Another Good Reason Not to Get Married, Courtesy of the IRS
(Bloomberg) There are plenty of reasons to get married. Your taxes may not be one of them.
Some couples—generally those with one person who earns far more than the other—will see their tax bills fall after marriage. But for two well-paid professionals, tax bills can soar post-marriage, as their combined incomes put them in the highest tax brackets.
And well-off couples just got another financial incentive to cancel the wedding. Unmarried couples can now deduct effectively twice as much of their mortgage and home interest on their tax returns, thanks to a change this month by the Internal Revenue Service.
The IRS had little choice: A year ago, it lost a California couple's lawsuit challenging its mortgage-deduction rules. Bruce Voss and Charles Sophy were registered as domestic partners and owned two properties together in California, in Beverly Hills and in Rancho Mirage near Palm Springs. In 2006 and 2007, they had about $2.7 million in debt on their houses, and they were paying a combined interest of about $180,000 a year.
The law says taxpayers can deduct the interest on up to $1 million in mortgage debt and $100,000 in home equity financing. Voss and Sophy each tried to deduct this full amount, but the IRS audited their returns and said the $1.1 million limit had to be applied on a per-residence basis—meaning they had to share the deduction limit and lost the right to $198,415 in deductions over two years. The men sued, but a tax court sided with the IRS. They appealed to the U.S. Court of Appeals for the Ninth Circuit, which last August overturned the ruling and found, based on a close reading of the tax code, that the men should each get their own $1.1 million deduction limit.
This month, the IRS “acquiesced” in that ruling—applying it not just to Voss and Sophy and other taxpayers under Ninth Circuit jurisdiction but to all taxpayers nationwide in similar circumstances.
The IRS's new position on the mortgage deduction could be a boon to other unmarried couples who co-own property and split mortgages in expensive areas of the country, such as Manhattan or San Francisco, where median home prices top $1.1 million, according to Zillow.
But it could also pose a dilemma if those couples are planning a wedding: Get married, and you’re limited to deductions of $1.1 million in mortgage and home debt.
“If you stay unmarried, you can deduct up to $2.2 million,” said ReKeithen Miller, a financial planner at Palisades Hudson Financial Group, based in Atlanta. “Not to say you want to let tax policy dictate your personal life, but it’s another thing for them to consider.”
The ruling could also apply to friends or family who want to buy real estate together.
Still, buying real estate with friends, family or an unmarried partner is risky and can get messy if you stop getting along or decide to break up. (A 2006 movie starring Jennifer Aniston and Vince Vaughn centered on this very scenario.)
“When you’re an unmarried couple, you don’t have protections,” said Janis Cowhey, a lawyer and partner at Marcum, an accounting and advisory firm in New York. “As far as the law is concerned, you’re legal strangers.”
Property co-owners can hire lawyers to write agreements that set out some rules.
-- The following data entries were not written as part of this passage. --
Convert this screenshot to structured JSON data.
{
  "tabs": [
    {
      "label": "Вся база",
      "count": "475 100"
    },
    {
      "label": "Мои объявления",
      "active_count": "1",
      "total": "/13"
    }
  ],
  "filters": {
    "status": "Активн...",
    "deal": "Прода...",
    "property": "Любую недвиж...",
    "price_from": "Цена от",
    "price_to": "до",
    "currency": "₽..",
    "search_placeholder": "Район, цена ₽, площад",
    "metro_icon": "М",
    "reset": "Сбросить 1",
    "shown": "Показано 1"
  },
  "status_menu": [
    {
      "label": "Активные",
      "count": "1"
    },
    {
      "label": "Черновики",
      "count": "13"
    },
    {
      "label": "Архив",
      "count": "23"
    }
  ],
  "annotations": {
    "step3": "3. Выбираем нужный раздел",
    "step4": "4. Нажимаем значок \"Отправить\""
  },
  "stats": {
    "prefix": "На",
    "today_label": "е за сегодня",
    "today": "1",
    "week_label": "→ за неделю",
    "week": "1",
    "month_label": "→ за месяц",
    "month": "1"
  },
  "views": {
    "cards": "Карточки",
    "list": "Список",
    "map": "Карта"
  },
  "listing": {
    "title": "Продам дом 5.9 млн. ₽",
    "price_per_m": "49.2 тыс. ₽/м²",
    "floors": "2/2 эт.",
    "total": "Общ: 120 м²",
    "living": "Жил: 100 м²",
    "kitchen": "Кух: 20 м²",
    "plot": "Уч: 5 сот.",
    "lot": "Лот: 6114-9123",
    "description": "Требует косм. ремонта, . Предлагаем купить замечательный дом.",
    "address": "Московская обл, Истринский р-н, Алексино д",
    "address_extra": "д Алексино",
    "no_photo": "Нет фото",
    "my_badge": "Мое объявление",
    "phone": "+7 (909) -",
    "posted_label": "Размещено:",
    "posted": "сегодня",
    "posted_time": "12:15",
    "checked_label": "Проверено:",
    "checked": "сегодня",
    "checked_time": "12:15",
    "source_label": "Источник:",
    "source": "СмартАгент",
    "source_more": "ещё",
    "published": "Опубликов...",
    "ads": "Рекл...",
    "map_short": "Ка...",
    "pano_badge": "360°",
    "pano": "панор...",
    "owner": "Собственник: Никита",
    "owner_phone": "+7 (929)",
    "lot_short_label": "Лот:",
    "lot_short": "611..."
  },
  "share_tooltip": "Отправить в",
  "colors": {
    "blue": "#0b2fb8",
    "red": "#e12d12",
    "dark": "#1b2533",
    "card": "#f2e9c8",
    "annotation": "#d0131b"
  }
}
Co-habitation agreements let unmarried couples agree on all aspects of the relationship—including inheritance rights, medical decisions, property and finances. Ownership agreements are more narrowly focused on how to handle a particular property after a death or breakup, but they can still be complicated documents, Cowhey said, specifying who gets to stay in an apartment or exactly how to sell the property.
“They seem like insane details, but if you’re in the middle of a breakup, they seem like important details,” Cowhey said. “You’re never going to agree on a real estate broker.”